My wife and I spent Thanksgiving week in San Francisco, visiting family who live there. One of our afternoons included a visit to Alcatraz—our second trip to “The Rock.” But this time was different. Our reason for going there was to take in Chinese artist Ai Weiwei’s installation, Trace, which is part of an exhibition, @Large: Ai Weiwei on Alcatraz, that runs through April 2015.
Weiwei arguably is China’s most accomplished and controversial artist, unable to leave that country because the government confiscated his passport. In the book that accompanies his presentation, Wei writes:
“I hope @Large will help build understanding and awareness about our history and current conditions. … Many of my friends are still in jail for utterly nonsensical reasons, and the power that put them there has no respect for the law. In such a situation, only art can reveal the deep inner voice of every individual with no concern for political borders, nationality, race or religion. … Freedom is meant to be collectively protected and shared; you are protecting not only yourself but also others fighting for the same cause.”
Watch “@Large: Ai Weiwei on Alcatraz” and hear from the people behind the Alcatraz art exhibition that explores human rights and freedom of expression.
Trace features 176 portraits of political exiles or prisoners constructed with 1.2 million Lego bricks.
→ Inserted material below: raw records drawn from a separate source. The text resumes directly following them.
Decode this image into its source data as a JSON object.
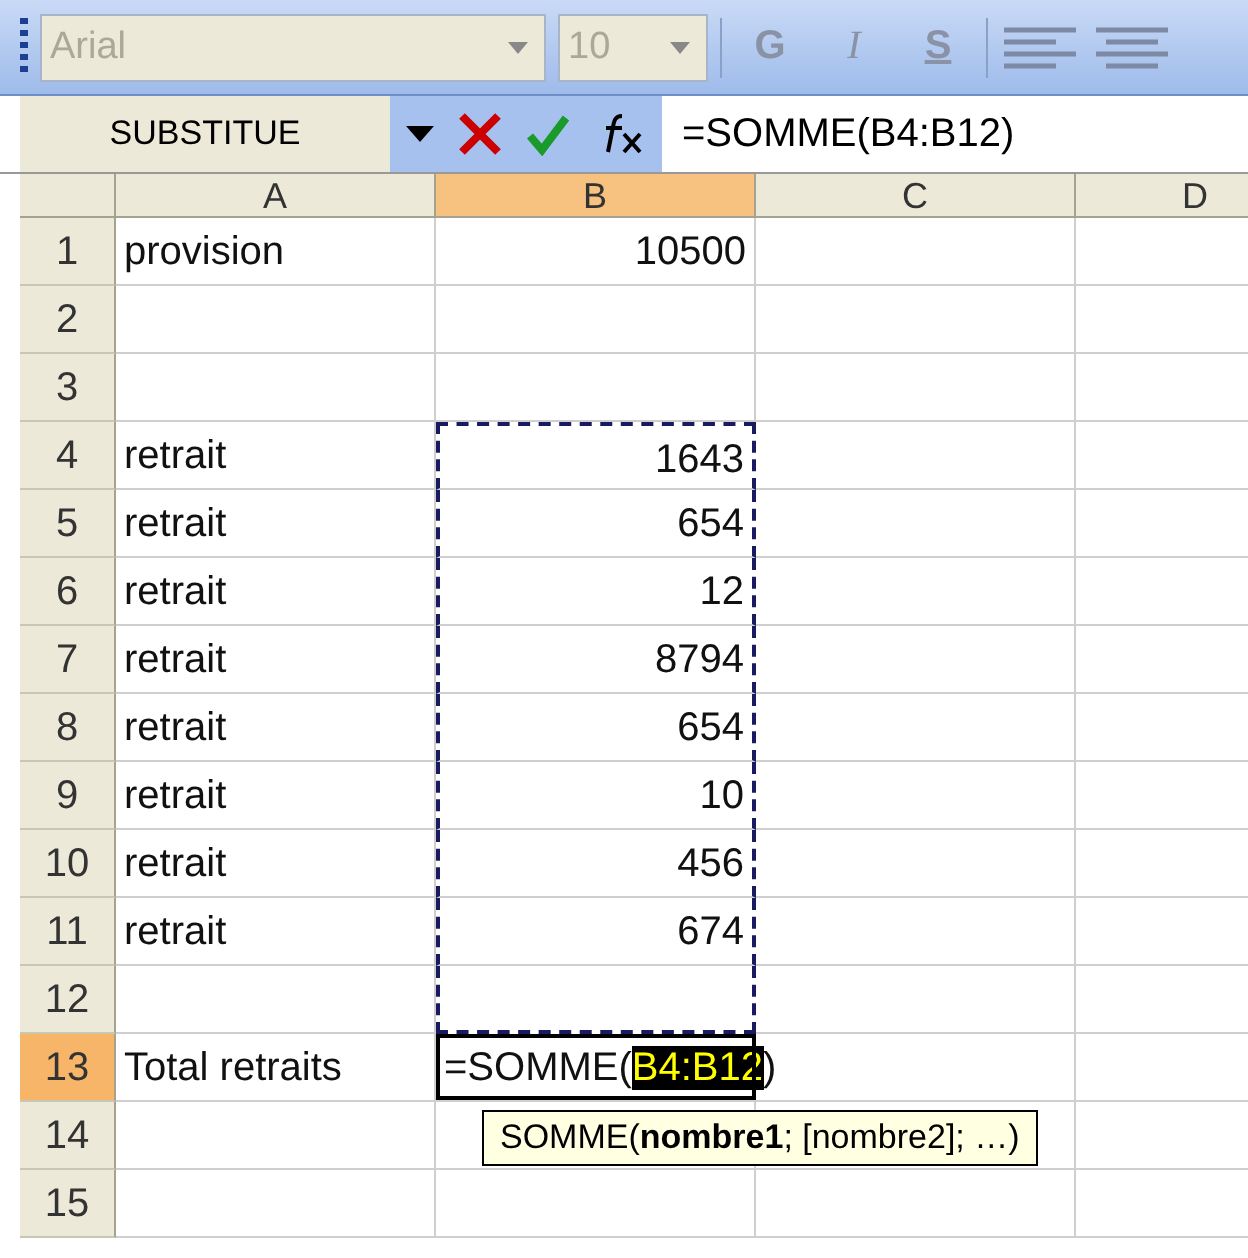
{
  "toolbar": {
    "font": "Arial",
    "size": "10",
    "format_buttons": [
      {
        "label": "G",
        "kind": "bold"
      },
      {
        "label": "I",
        "kind": "italic"
      },
      {
        "label": "S",
        "kind": "underline"
      }
    ]
  },
  "formula_bar": {
    "name_box": "SUBSTITUE",
    "formula": "=SOMME(B4:B12)"
  },
  "columns": [
    {
      "label": "A",
      "selected": false
    },
    {
      "label": "B",
      "selected": true
    },
    {
      "label": "C",
      "selected": false
    },
    {
      "label": "D",
      "selected": false
    }
  ],
  "rows": [
    {
      "number": "1",
      "selected": false,
      "in_range": false,
      "cells": [
        "provision",
        "10500"
      ]
    },
    {
      "number": "2",
      "selected": false,
      "in_range": false,
      "cells": [
        "",
        ""
      ]
    },
    {
      "number": "3",
      "selected": false,
      "in_range": false,
      "cells": [
        "",
        ""
      ]
    },
    {
      "number": "4",
      "selected": false,
      "in_range": true,
      "cells": [
        "retrait",
        "1643"
      ]
    },
    {
      "number": "5",
      "selected": false,
      "in_range": true,
      "cells": [
        "retrait",
        "654"
      ]
    },
    {
      "number": "6",
      "selected": false,
      "in_range": true,
      "cells": [
        "retrait",
        "12"
      ]
    },
    {
      "number": "7",
      "selected": false,
      "in_range": true,
      "cells": [
        "retrait",
        "8794"
      ]
    },
    {
      "number": "8",
      "selected": false,
      "in_range": true,
      "cells": [
        "retrait",
        "654"
      ]
    },
    {
      "number": "9",
      "selected": false,
      "in_range": true,
      "cells": [
        "retrait",
        "10"
      ]
    },
    {
      "number": "10",
      "selected": false,
      "in_range": true,
      "cells": [
        "retrait",
        "456"
      ]
    },
    {
      "number": "11",
      "selected": false,
      "in_range": true,
      "cells": [
        "retrait",
        "674"
      ]
    },
    {
      "number": "12",
      "selected": false,
      "in_range": true,
      "cells": [
        "",
        ""
      ]
    },
    {
      "number": "13",
      "selected": true,
      "in_range": false,
      "cells": [
        "Total retraits",
        ""
      ],
      "editing": {
        "prefix": "=SOMME(",
        "reference": "B4:B12",
        "suffix": ")"
      }
    },
    {
      "number": "14",
      "selected": false,
      "in_range": false,
      "cells": [
        "",
        ""
      ]
    },
    {
      "number": "15",
      "selected": false,
      "in_range": false,
      "cells": [
        "",
        ""
      ]
    }
  ],
  "tooltip": "SOMME(**nombre1**; [nombre2]; …)"
}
Images include the late South African leader Nelson Mandela, Tibetan singer Lolo and NSA whistle-blower Edward Snowden. The display is stunning—colorful and remarkably able to depict the essence of each individual’s face. But what struck me almost as much as Weiwei’s convictions and paradoxically gripping art—humanistic creativity within a jailhouse—was the history of Alcatraz’s multiple reincarnations. Briefly, they are:
1850—Part of a “Triangle of Defense” to guard San Francisco Bay
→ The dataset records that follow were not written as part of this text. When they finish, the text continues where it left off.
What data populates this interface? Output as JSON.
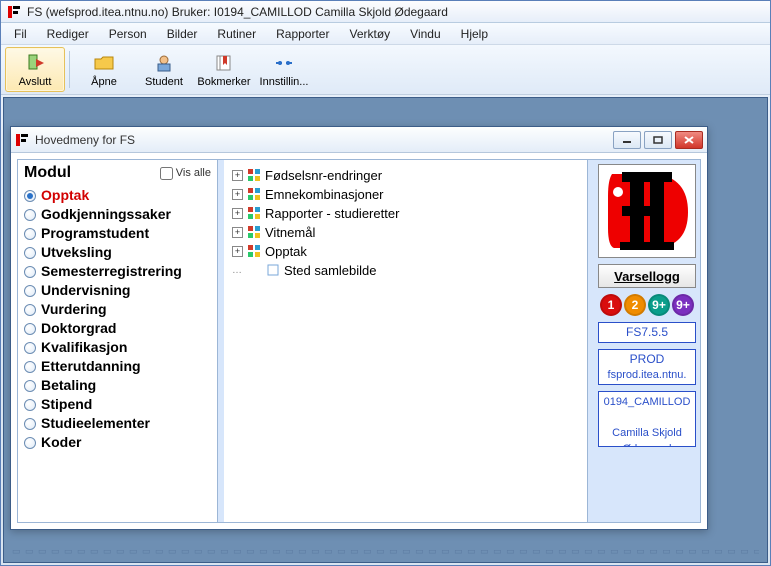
{
  "app": {
    "title": "FS (wefsprod.itea.ntnu.no) Bruker: I0194_CAMILLOD Camilla Skjold Ødegaard"
  },
  "menu": {
    "items": [
      "Fil",
      "Rediger",
      "Person",
      "Bilder",
      "Rutiner",
      "Rapporter",
      "Verktøy",
      "Vindu",
      "Hjelp"
    ]
  },
  "toolbar": {
    "items": [
      {
        "id": "avslutt",
        "label": "Avslutt",
        "selected": true
      },
      {
        "id": "apne",
        "label": "Åpne",
        "selected": false
      },
      {
        "id": "student",
        "label": "Student",
        "selected": false
      },
      {
        "id": "bokmerker",
        "label": "Bokmerker",
        "selected": false
      },
      {
        "id": "innstillin",
        "label": "Innstillin...",
        "selected": false
      }
    ]
  },
  "inner": {
    "title": "Hovedmeny for FS",
    "modul_title": "Modul",
    "vis_alle": "Vis alle",
    "modules": [
      "Opptak",
      "Godkjenningssaker",
      "Programstudent",
      "Utveksling",
      "Semesterregistrering",
      "Undervisning",
      "Vurdering",
      "Doktorgrad",
      "Kvalifikasjon",
      "Etterutdanning",
      "Betaling",
      "Stipend",
      "Studieelementer",
      "Koder"
    ],
    "module_selected": 0,
    "tree": [
      {
        "label": "Fødselsnr-endringer",
        "leaf": false
      },
      {
        "label": "Emnekombinasjoner",
        "leaf": false
      },
      {
        "label": "Rapporter - studieretter",
        "leaf": false
      },
      {
        "label": "Vitnemål",
        "leaf": false
      },
      {
        "label": "Opptak",
        "leaf": false
      },
      {
        "label": "Sted samlebilde",
        "leaf": true
      }
    ],
    "right": {
      "varsellogg": "Varsellogg",
      "badges": [
        {
          "text": "1",
          "color": "#d90d0d"
        },
        {
          "text": "2",
          "color": "#f08c00"
        },
        {
          "text": "9+",
          "color": "#0a9e8b"
        },
        {
          "text": "9+",
          "color": "#7b2fbf"
        }
      ],
      "version": "FS7.5.5",
      "env1": "PROD",
      "env2": "fsprod.itea.ntnu.",
      "user1": "0194_CAMILLOD",
      "user2": "Camilla Skjold Ødegaard"
    }
  }
}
1854—First lighthouse on the Pacific coast
1933—America’s first maximum-security civilian penitentiary
1972—New Golden Gate recreational area and seabird sanctuary, managed by the National Park Service
If a physical structure can be repurposed as many times as Alcatraz has, then why can’t almost any company reinvent itself at least once? If we are indeed serious about such buzzwords as “spontaneity,” “flexibility” and “resiliency,” then The Rock challenges us to rethink strategic, technical and organizational options over time.
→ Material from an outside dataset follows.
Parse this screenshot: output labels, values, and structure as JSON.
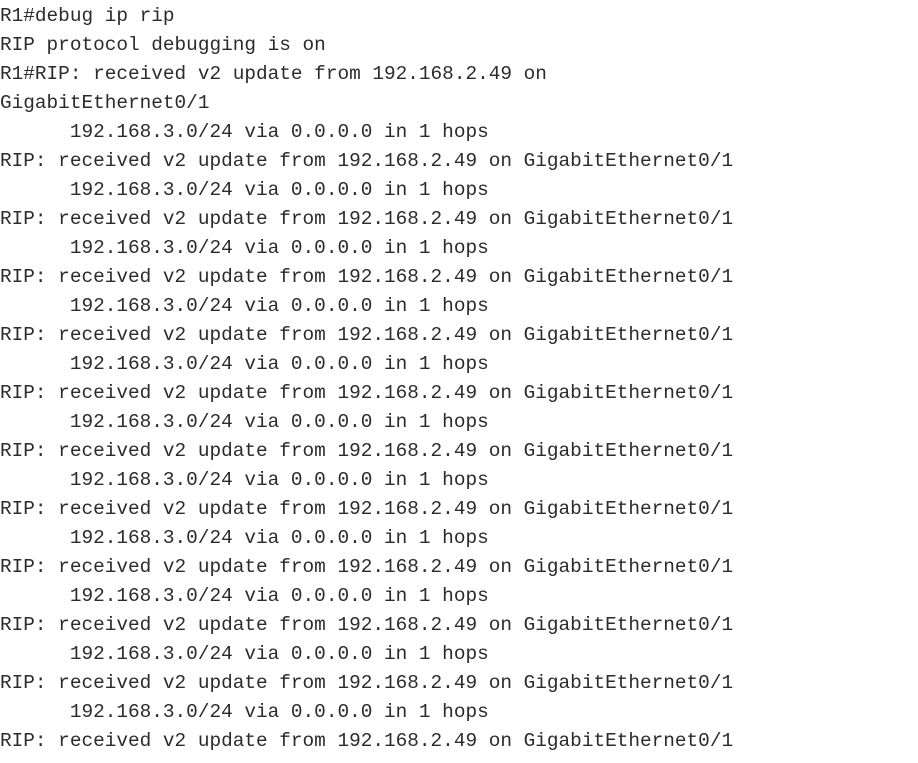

Examples of continuous corporate reinvention are Amazon, Google and Philadelphia-based Comcast. It probably is impossible to parse precisely which industries these companies compete in today, much less those they will compete in tomorrow. By contrast, textbook examples of companies failing to adapt include AOL, Kodak and Blockbuster—each captured by a myopic yesterday.
A barren little island in the middle of a frigid bay as an exemplar of successful serial change! Who would have thunk it?